Russia's economy may be struggling due to sanctions but Putin's popularity has never been higher. As Sonia Legg reports sweatshirts marking the President's birthday have been selling like hot cakes in Moscow.

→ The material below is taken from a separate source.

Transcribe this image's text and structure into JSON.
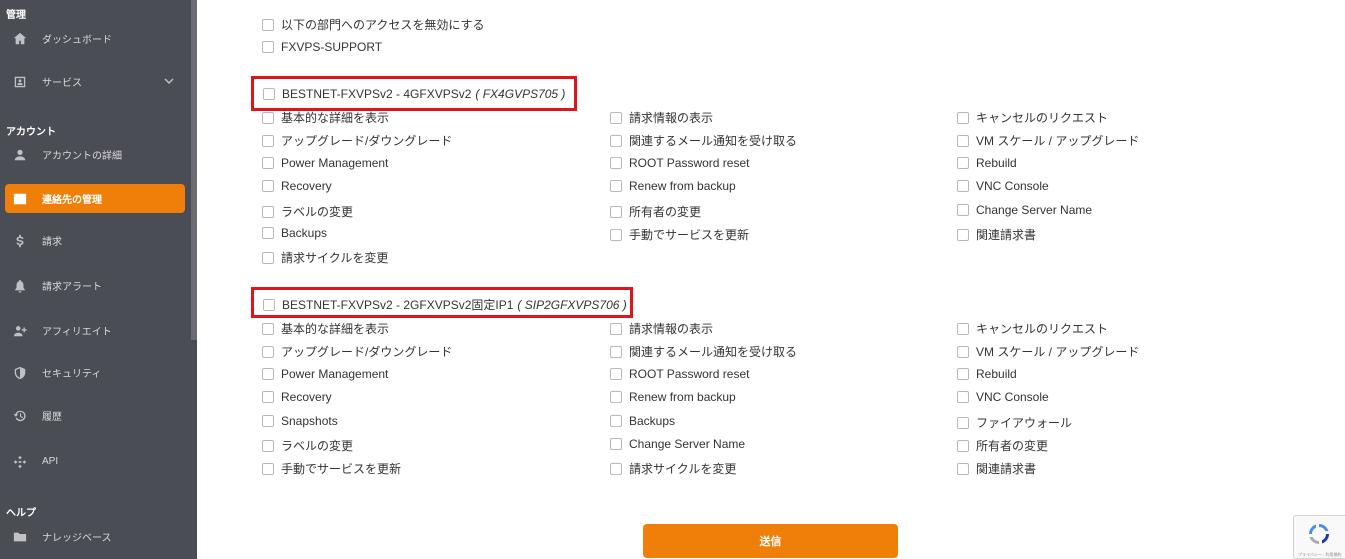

The economy may be struggling but there's nothing slow about sales at this store in Moscow. It sells clothing and souvenirs featuring President Putin during various familiar escapades. (SOUNDBITE) (Russian) CUSTOMER, PAVEL, SAYING: "If you want you can put it on and everyone will see that you support what is happening in our country. It doesn't matter if you wear it here, abroad or elsewhere. In general it is cool. Why not?" (SOUNDBITE) (Russian) CUSTOMER, ALEXANDRA, SAYING: "All this needs to be done to add to people's morale, to unite people so that they feel solidarity." The man himself is well known for liking adventures - and he's off on another one. He's celebrating his 62nd birthday in Siberia - reportedly on his own. He says it's his first day off for ages - and if his approval rating is anything to go by it's well deserved. One survey suggests 86% of Russians support him, regardless of depths the economy is sinking to over Ukraine. (SOUNDBITE) (Russian) MOSCOW RESIDENT, EDUARD, SAYING: "Vladimir Putin is a very good president. We are very happy with him. He reigns very well." (SOUNDBITE) (Russian) STUDENT, VERA, SAYING: "Many people are now against him. But I think he deserves some credit. Everyone wants everything at once. And I think things will happen gradually. And we will achieve a lot." But Putin's fans aren't the only ones spending - the central bank has reportedly spent $700 million of its $450 billion reserves propping up the rouble since May. Sarah Hewin is Senior Economist at Standard Chartered (SOUNDBITE) (English) STANDARD CHARTERED SENIOR ECONOMIST, SARAH HEWIN, SAYING: "Russia does have very substantial foreign reserves but it has been working it's way through them at quite a pace so they can't continue to support the rouble if it remains under pressure." The central bank says it has no plans to prevent capital flight. But simply talking about that possibility makes some investors nervous. Russia's economy can weather the storm for now. But many will be wondering whether Putin will spend his birthday switching off or plotting his next move.